Maybe a few skyhooks, welded to some big eye-bolts?
__________________
- - - - - - - - - - -

'06 HR Endeavor 40PAQ (Mission Hills decor). All options, but still finding more to add.
ronboc is offline   Reply With Quote
Old 12-31-2006, 02:29 AM   #14
Community Moderator
 
RV Wizard's Avatar


 
Country Coach Owners Club
Appalachian Campers
Gulf Streamers Club
Join Date: Mar 2000
Location: Chattanooga, Tn.
Posts: 12,062
We have gotten some good info on dumping the air prior to leveling. I try to reach a balance so the coach is lowered and yet I still have weight on the tires too. It is more stable.
Do we want to start a new thread on the pros and cons of three and four point leveling jack systems?
__________________

__________________
Mike, RVIA & RVSA Certified Master RV Technician
Amy, Dr. Assistant - Roxie & Mei Ling, four legs each
2000 Gulf Stream Scenic Cruiser 450 hp & 1330# torque
06 Saturn Vue, 06 Chevy Z71 4x4 & 2014 Corvette Z51 M7
RV Wizard is offline   Reply With Quote
Reply



Currently Active Users Viewing This Thread: 1 (0 members and 1 guests)
 
Thread Tools Search this Thread
Search this Thread:

Advanced Search
Display Modes

Posting Rules
You may not post new threads
You may not post replies
You may not post attachments
You may not edit your posts

BB code is On
Smilies are On
[IMG] code is On
HTML code is Off
Trackbacks are Off
Pingbacks are Off
Refbacks are Off

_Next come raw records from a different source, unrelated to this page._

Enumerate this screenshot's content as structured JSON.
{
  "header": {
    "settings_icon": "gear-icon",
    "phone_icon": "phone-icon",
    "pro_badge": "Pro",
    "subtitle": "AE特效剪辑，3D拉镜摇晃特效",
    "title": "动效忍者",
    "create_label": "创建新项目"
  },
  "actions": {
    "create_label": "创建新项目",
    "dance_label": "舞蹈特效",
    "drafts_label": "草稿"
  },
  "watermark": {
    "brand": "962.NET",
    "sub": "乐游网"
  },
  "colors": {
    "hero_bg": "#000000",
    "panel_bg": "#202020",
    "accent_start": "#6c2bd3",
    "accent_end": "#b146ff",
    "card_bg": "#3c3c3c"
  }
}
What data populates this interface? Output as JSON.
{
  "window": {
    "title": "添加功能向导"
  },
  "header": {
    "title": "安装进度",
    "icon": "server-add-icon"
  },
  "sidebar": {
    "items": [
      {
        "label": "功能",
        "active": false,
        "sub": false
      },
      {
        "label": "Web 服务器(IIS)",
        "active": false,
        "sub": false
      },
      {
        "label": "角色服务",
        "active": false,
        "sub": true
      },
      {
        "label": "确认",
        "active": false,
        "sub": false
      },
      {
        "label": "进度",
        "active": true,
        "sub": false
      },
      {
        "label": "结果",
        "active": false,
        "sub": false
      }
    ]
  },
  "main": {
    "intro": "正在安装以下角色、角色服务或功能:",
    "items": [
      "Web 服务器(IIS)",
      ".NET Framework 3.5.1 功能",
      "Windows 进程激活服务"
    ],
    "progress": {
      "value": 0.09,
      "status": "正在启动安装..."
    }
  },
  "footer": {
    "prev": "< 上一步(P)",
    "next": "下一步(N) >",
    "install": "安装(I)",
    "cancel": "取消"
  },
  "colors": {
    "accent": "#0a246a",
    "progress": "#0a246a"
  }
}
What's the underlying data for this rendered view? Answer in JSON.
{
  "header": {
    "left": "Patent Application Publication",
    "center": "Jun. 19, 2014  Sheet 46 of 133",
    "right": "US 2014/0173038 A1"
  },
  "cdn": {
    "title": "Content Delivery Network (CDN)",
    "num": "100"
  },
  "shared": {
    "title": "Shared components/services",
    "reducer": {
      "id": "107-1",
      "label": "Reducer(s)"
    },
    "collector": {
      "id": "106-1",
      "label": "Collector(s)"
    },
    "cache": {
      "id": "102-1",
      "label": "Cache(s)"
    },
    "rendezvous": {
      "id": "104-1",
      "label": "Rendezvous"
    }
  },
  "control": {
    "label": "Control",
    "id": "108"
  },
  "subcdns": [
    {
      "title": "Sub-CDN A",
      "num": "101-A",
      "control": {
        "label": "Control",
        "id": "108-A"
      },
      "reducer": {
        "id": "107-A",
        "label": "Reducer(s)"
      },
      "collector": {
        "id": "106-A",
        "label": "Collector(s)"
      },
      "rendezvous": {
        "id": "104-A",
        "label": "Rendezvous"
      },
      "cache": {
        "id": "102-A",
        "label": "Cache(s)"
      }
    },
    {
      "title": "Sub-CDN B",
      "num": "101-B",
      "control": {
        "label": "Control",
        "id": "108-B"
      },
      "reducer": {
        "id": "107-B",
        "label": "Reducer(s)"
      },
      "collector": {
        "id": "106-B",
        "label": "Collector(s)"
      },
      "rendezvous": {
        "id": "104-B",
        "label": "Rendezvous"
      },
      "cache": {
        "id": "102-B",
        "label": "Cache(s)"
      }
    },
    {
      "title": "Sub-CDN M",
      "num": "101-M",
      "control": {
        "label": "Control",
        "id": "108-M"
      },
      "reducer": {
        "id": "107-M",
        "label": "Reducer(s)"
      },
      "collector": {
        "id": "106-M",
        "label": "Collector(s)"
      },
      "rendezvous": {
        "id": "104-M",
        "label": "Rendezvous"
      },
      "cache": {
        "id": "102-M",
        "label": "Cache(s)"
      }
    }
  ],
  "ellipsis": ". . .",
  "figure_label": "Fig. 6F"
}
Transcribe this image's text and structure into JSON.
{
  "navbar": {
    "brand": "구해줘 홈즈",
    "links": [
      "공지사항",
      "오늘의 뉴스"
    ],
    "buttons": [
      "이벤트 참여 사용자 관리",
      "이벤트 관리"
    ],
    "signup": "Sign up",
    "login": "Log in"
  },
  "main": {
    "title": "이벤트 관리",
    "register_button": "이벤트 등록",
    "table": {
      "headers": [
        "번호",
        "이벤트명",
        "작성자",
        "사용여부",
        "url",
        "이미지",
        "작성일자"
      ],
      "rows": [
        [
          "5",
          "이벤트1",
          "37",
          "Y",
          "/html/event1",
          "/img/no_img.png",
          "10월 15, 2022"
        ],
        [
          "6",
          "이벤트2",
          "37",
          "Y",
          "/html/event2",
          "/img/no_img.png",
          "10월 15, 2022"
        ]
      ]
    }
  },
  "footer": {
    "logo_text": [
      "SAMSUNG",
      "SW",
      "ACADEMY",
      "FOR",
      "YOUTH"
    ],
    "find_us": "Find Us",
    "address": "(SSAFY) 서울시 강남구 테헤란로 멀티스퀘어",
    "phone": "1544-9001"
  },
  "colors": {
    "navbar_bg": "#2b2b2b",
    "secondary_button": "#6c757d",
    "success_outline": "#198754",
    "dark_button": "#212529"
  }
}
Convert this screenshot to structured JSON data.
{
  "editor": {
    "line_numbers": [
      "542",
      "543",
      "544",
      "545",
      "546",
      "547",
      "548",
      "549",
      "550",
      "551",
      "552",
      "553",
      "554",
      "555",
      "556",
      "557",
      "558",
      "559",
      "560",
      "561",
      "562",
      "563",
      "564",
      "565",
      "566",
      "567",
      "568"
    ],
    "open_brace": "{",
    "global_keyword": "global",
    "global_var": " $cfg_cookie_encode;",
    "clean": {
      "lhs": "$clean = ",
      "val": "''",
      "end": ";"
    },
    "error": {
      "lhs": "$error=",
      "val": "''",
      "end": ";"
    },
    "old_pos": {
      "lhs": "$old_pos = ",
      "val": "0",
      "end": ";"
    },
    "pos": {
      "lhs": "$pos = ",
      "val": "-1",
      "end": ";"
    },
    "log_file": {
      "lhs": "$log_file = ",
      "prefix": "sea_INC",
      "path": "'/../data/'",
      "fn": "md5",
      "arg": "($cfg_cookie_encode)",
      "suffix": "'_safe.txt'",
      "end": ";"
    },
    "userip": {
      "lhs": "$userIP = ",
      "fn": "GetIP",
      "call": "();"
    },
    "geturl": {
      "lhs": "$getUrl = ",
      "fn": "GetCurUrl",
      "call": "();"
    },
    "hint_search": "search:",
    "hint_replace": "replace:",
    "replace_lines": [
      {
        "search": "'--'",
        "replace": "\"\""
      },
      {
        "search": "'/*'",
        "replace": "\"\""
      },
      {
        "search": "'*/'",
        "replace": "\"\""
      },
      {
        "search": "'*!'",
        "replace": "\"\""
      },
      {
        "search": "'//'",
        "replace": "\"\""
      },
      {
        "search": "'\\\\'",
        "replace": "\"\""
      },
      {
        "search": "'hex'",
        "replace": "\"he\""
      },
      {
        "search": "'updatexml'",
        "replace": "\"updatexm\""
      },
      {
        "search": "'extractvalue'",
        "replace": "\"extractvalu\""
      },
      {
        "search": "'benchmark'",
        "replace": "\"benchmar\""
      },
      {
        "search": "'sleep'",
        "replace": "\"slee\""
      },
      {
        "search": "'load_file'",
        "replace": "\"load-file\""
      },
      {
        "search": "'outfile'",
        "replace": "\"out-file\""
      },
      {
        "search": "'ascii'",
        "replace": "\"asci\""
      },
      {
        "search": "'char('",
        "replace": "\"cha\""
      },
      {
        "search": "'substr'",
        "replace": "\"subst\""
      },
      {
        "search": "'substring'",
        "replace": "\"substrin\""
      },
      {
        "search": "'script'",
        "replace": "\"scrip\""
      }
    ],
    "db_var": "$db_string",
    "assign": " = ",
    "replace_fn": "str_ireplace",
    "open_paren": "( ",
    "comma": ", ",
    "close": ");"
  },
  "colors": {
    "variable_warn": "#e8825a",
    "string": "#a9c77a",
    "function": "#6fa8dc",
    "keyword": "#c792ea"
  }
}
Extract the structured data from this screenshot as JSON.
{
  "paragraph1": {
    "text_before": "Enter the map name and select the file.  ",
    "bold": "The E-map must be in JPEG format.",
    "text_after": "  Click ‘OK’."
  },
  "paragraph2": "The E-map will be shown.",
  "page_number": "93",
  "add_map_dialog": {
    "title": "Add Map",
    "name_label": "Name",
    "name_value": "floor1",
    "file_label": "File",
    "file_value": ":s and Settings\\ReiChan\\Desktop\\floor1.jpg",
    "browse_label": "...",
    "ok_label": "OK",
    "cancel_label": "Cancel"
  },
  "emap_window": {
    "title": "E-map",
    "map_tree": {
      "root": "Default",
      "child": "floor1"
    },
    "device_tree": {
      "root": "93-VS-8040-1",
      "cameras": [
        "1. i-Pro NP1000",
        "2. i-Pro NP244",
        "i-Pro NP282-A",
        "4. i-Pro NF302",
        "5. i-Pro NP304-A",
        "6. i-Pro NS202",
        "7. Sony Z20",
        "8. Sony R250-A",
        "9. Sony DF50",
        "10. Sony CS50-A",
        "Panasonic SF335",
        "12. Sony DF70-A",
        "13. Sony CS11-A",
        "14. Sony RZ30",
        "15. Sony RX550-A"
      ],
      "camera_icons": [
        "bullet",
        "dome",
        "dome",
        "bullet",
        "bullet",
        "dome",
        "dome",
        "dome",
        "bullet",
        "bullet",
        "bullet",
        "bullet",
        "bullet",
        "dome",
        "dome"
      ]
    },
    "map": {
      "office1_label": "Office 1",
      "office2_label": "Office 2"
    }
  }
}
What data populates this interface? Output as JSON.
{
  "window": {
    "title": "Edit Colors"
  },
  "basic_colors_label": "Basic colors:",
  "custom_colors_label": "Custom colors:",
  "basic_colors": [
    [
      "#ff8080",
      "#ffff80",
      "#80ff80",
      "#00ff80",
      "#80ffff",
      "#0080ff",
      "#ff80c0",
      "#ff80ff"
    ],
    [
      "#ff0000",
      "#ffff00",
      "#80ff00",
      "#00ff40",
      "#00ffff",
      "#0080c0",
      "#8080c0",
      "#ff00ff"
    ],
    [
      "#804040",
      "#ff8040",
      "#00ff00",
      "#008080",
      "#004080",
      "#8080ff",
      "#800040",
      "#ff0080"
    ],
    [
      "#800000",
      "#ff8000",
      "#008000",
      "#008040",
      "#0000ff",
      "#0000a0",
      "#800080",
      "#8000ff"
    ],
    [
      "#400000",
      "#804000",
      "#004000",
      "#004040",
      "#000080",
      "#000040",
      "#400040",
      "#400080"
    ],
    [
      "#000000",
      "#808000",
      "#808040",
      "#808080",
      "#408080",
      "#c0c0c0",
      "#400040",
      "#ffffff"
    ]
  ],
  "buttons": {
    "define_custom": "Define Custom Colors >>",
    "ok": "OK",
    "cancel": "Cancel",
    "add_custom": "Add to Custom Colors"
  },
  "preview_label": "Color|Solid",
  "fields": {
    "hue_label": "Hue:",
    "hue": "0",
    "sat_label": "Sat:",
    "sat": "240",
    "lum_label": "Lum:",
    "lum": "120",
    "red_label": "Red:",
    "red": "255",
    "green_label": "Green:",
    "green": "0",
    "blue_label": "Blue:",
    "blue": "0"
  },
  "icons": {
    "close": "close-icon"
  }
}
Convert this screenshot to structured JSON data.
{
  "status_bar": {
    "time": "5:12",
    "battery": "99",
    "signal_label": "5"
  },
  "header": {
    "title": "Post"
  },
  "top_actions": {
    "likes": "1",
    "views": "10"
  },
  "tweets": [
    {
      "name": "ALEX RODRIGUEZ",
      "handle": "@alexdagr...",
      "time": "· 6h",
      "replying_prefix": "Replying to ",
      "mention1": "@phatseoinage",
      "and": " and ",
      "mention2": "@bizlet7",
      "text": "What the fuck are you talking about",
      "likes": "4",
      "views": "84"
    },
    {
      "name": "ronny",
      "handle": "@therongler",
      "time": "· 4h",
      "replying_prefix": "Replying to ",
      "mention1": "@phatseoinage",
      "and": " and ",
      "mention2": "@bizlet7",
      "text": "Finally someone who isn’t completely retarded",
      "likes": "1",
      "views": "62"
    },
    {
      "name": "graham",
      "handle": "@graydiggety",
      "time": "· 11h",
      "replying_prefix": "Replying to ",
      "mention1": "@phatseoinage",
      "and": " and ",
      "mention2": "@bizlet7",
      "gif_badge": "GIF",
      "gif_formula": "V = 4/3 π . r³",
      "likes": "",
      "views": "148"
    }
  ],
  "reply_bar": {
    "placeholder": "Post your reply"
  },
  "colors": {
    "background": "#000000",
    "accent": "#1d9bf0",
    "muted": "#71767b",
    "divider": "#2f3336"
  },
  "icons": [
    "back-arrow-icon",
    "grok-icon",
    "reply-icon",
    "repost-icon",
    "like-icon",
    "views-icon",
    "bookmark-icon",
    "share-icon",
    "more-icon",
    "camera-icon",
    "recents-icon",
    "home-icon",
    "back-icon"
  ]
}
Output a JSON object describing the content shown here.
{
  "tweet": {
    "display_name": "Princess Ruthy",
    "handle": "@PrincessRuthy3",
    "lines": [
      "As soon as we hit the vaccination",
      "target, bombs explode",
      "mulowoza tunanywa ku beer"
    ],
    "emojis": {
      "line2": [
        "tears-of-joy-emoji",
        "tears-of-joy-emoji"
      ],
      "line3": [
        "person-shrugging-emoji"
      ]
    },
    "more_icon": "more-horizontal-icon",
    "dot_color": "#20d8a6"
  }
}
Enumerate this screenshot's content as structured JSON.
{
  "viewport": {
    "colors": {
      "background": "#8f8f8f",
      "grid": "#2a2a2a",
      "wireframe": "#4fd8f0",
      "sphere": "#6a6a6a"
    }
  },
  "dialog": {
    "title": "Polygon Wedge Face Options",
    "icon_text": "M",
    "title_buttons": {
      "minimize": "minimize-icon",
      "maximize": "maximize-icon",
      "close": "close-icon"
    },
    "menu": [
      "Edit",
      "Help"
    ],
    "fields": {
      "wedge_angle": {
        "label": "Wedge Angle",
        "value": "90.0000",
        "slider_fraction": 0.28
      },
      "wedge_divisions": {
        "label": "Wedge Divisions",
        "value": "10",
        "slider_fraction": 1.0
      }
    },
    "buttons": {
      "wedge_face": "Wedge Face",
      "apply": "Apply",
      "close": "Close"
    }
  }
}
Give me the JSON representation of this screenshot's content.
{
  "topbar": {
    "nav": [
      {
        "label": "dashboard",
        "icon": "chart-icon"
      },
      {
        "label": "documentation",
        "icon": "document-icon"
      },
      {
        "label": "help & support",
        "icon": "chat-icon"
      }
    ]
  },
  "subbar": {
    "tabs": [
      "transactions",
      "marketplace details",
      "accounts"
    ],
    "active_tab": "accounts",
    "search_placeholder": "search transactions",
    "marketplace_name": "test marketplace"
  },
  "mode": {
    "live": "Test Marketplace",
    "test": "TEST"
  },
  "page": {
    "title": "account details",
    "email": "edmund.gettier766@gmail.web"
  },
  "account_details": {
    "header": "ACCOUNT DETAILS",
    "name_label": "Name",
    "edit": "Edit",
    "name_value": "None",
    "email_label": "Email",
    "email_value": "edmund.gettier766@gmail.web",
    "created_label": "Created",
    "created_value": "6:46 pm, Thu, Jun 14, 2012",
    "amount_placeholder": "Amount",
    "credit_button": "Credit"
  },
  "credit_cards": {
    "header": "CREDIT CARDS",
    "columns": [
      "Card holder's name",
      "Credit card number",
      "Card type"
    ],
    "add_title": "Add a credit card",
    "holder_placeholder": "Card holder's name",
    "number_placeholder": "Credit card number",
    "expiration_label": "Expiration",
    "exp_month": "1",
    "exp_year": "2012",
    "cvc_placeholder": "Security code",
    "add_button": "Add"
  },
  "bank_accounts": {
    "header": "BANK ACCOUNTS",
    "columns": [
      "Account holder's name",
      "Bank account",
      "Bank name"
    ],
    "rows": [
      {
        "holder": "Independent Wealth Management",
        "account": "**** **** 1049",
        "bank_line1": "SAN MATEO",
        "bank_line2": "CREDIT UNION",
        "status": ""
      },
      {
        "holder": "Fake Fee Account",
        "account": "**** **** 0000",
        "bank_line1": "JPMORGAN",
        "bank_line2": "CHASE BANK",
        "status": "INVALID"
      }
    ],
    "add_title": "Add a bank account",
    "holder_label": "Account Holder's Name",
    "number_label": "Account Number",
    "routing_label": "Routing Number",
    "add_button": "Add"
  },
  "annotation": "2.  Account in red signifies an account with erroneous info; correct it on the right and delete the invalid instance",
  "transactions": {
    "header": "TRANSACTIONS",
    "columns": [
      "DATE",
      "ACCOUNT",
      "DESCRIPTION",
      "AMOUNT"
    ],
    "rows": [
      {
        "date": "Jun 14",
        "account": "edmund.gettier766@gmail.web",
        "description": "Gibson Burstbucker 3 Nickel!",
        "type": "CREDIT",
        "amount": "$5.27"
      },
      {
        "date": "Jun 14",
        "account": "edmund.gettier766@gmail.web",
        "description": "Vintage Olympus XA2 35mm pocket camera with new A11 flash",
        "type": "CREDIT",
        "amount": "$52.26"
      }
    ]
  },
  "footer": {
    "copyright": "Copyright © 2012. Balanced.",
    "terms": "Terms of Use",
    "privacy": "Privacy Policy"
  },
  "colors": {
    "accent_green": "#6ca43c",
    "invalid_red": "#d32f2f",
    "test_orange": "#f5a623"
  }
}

Similar Threads
Thread Thread Starter Forum Replies Last Post
How to Dump Air? afrank1971 Newmar Owner's Forum 10 05-15-2008 04:44 PM
Air Dump Working?? LewF Monaco Owner's Forum 25 04-21-2008 04:36 PM
To Dump or Not To Dump (air bags) bris48 Newmar Owner's Forum 5 12-18-2007 03:13 PM
Air Dump BigTrace Winnebago Industries Owner's Forum 8 03-16-2006 08:07 AM
Air Dump while stored Field Trip Newmar Owner's Forum 5 12-28-2005 04:50 PM

» Virginia Campgrounds

Reviews provided by


Copyright 2002- Social Knowledge, LLC All Rights Reserved.

All times are GMT -6. The time now is 01:23 AM.


Powered by vBulletin® Version 3.8.8 Beta 1
Copyright ©2000 - 2017, vBulletin Solutions, Inc.